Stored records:
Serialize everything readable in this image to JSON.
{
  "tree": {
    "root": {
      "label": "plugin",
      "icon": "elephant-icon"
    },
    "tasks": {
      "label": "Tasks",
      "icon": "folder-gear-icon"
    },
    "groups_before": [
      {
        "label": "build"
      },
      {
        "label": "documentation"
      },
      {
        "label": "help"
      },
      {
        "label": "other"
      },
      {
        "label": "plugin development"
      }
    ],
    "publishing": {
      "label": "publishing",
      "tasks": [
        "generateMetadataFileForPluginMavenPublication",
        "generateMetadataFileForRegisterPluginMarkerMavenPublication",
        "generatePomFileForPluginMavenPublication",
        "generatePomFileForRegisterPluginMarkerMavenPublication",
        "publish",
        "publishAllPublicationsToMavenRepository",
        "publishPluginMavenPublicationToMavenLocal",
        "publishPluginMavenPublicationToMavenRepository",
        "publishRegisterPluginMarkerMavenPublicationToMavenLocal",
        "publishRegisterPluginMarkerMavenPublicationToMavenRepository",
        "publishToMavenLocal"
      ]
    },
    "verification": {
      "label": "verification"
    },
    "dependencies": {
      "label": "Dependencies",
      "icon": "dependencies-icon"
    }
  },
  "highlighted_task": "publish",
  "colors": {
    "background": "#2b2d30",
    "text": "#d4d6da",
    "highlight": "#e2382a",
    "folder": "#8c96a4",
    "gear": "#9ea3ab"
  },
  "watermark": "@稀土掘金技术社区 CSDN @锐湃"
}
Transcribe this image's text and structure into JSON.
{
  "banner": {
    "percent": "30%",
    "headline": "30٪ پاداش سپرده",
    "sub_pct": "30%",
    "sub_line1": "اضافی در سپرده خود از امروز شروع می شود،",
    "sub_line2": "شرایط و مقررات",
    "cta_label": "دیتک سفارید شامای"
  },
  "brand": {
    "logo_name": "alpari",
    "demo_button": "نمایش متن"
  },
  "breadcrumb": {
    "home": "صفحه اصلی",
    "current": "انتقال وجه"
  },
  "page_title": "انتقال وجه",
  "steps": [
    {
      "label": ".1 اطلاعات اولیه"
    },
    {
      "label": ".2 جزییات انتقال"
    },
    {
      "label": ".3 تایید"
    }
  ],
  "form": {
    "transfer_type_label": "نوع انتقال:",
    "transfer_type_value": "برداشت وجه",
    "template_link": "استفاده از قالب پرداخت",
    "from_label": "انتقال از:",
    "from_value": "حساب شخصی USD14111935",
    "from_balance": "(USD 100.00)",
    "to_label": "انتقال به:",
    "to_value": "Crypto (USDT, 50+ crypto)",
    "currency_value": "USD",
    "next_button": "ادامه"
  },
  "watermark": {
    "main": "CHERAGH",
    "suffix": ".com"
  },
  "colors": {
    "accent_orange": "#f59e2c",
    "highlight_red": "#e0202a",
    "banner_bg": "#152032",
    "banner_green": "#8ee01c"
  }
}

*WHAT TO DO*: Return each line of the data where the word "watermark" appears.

*YOUR SOLUTION*:
  "watermark": "@稀土掘金技术社区 CSDN @锐湃"
  "watermark": {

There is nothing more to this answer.